Earth walls were built on the southeast dispersal area and two small hangars were built there as well, as shown in this 1986 photo (IGN.fr)


By June 1995, shelters had been built on the southeast marguerite and an earth wall had been laid on the northeast marguerite. Additionally, some minor construction had taken place at the logistics area south of the platform (IGN.fr)


In this photo, the earth walls surrounding the eastern 'marguerites' are very recognisable. Clearly the runway approach lights on the east side are still recognisable features (IGN.fr).


August 2001 photo, demonstrating that some form of construction had taken place at the logistics site south of the platform (IGN.fr)
 

In 2005, the airfield was disposed of by the military and acquired by the Conseil Général of Vosges (CG88) with the intention of renovating it for use as a commercial zone to help lift the unemployment in the region. From 2007, the airfield infrastructure was slowly dismantled, removing the local aeroclub (which had used the airfield for almost 40 years) in the process. Surprisingly, given the earlier construction of the airfield, the remains of a Gallo-Roman villa were found at the site during excavation work that had already begun. 
Work on dismantling the airfield was halted in 2010 however, when it was found that the supposed candidate to start a distribution center at the site had not yet made any formal agreements and even worse: it formally announced to withdraw from the project to converted the airfield into an industrial zone. Work was soon after halted. That did not stop the Vosges Department from expelling the local flying club, however. As has happened frequently at other airfields in France this century, local, regional and national politicians closed the airfield without regards to their users or their investments.


Damblain in 2006 a year after the Vosges department aquired the airfield and about a year before the airfield began to be demolished (Google Earth).

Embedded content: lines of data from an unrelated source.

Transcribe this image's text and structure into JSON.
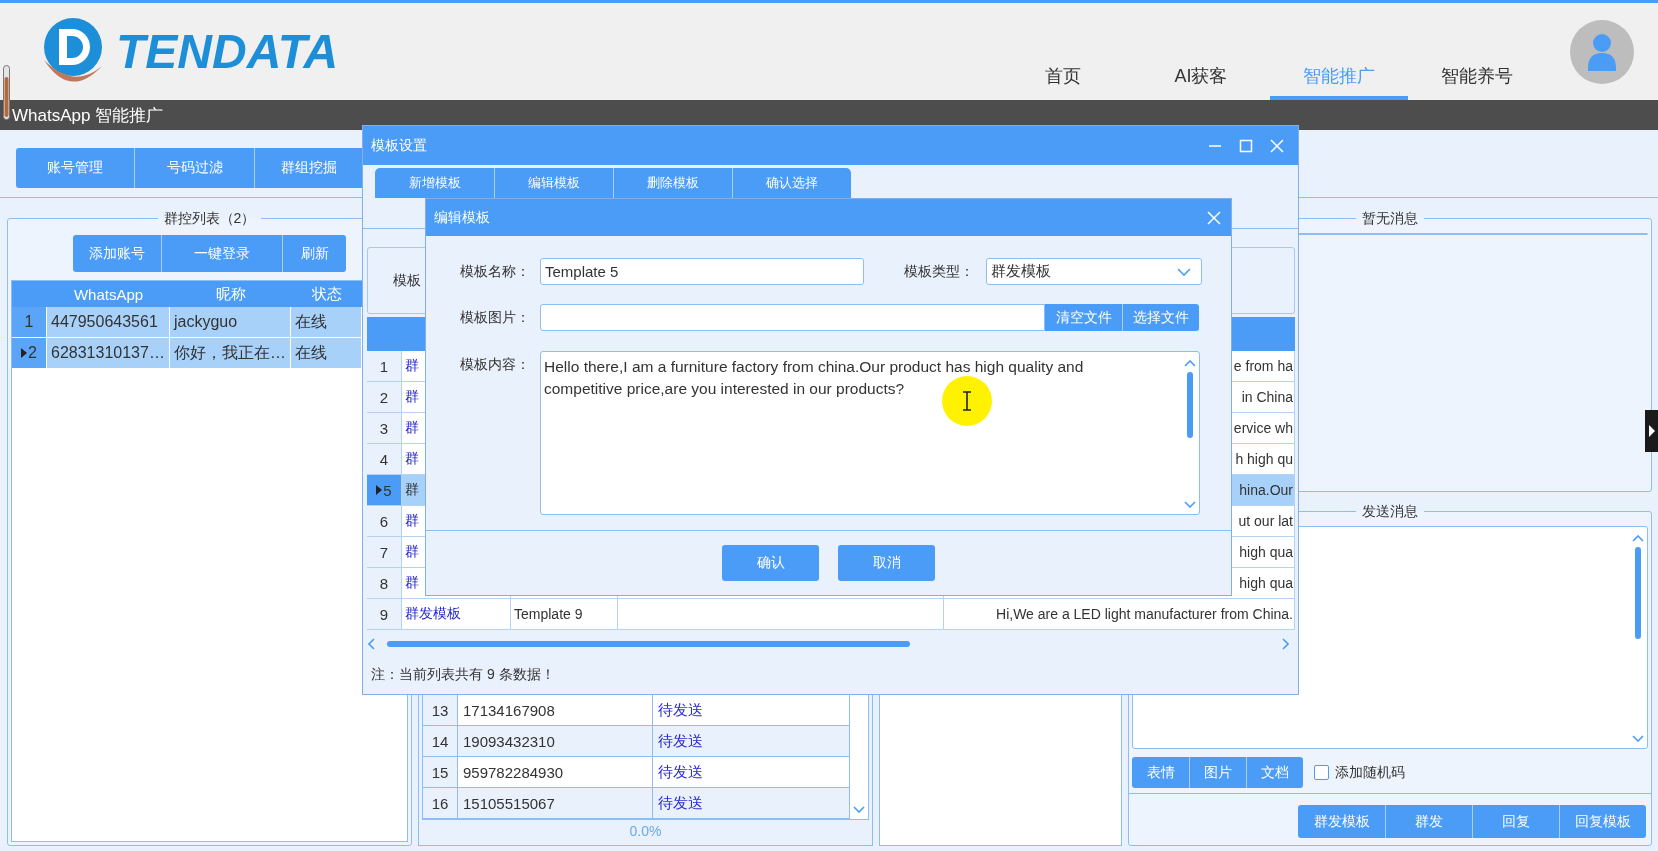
{
  "header": {
    "logo_text": "TENDATA",
    "nav": [
      {
        "label": "首页",
        "selected": false
      },
      {
        "label": "AI获客",
        "selected": false
      },
      {
        "label": "智能推广",
        "selected": true
      },
      {
        "label": "智能养号",
        "selected": false
      }
    ]
  },
  "page_title": "WhatsApp 智能推广",
  "toolbar": {
    "buttons": [
      "账号管理",
      "号码过滤",
      "群组挖掘"
    ]
  },
  "account_panel": {
    "title": "群控列表（2）",
    "buttons": [
      "添加账号",
      "一键登录",
      "刷新"
    ],
    "columns": [
      "WhatsApp",
      "昵称",
      "状态"
    ],
    "rows": [
      {
        "index": "1",
        "number": "447950643561",
        "nickname": "jackyguo",
        "status": "在线",
        "selected": true,
        "current": false
      },
      {
        "index": "2",
        "number": "62831310137…",
        "nickname": "你好，我正在…",
        "status": "在线",
        "selected": true,
        "current": true
      }
    ]
  },
  "number_panel": {
    "rows": [
      {
        "index": "13",
        "number": "17134167908",
        "status": "待发送"
      },
      {
        "index": "14",
        "number": "19093432310",
        "status": "待发送"
      },
      {
        "index": "15",
        "number": "959782284930",
        "status": "待发送"
      },
      {
        "index": "16",
        "number": "15105515067",
        "status": "待发送"
      }
    ],
    "progress_text": "0.0%"
  },
  "message_panel": {
    "title": "暂无消息"
  },
  "send_panel": {
    "title": "发送消息",
    "media_buttons": [
      "表情",
      "图片",
      "文档"
    ],
    "random_code": {
      "label": "添加随机码",
      "checked": false
    },
    "action_buttons": [
      "群发模板",
      "群发",
      "回复",
      "回复模板"
    ]
  },
  "template_dialog": {
    "title": "模板设置",
    "actions": [
      "新增模板",
      "编辑模板",
      "删除模板",
      "确认选择"
    ],
    "filter_label": "模板",
    "rows": [
      {
        "index": "1",
        "type": "群",
        "content": "e from ha",
        "selected": false,
        "current": false
      },
      {
        "index": "2",
        "type": "群",
        "content": "in China",
        "selected": false,
        "current": false
      },
      {
        "index": "3",
        "type": "群",
        "content": "ervice wh",
        "selected": false,
        "current": false
      },
      {
        "index": "4",
        "type": "群",
        "content": "h high qu",
        "selected": false,
        "current": false
      },
      {
        "index": "5",
        "type": "群",
        "content": "hina.Our",
        "selected": true,
        "current": true
      },
      {
        "index": "6",
        "type": "群",
        "content": "ut our lat",
        "selected": false,
        "current": false
      },
      {
        "index": "7",
        "type": "群",
        "content": "high qua",
        "selected": false,
        "current": false
      },
      {
        "index": "8",
        "type": "群",
        "content": "high qua",
        "selected": false,
        "current": false
      },
      {
        "index": "9",
        "type": "群发模板",
        "name": "Template 9",
        "content": "Hi,We are a LED light manufacturer from China.",
        "selected": false,
        "current": false
      }
    ],
    "footer": "注：当前列表共有 9 条数据！"
  },
  "edit_dialog": {
    "title": "编辑模板",
    "name": {
      "label": "模板名称：",
      "value": "Template 5"
    },
    "type": {
      "label": "模板类型：",
      "value": "群发模板"
    },
    "image": {
      "label": "模板图片：",
      "buttons": [
        "清空文件",
        "选择文件"
      ]
    },
    "content": {
      "label": "模板内容：",
      "value": "Hello there,I am a furniture factory from china.Our product has high quality and competitive price,are you interested in our products?"
    },
    "buttons": [
      "确认",
      "取消"
    ]
  }
}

What remained of Damblain in 2015: its dispersals largely removed and only parts of the runway an taxitracks remaining. The beginnings of an industrial zone and a trainyard are appearing on the north side of the runway (Google Earth)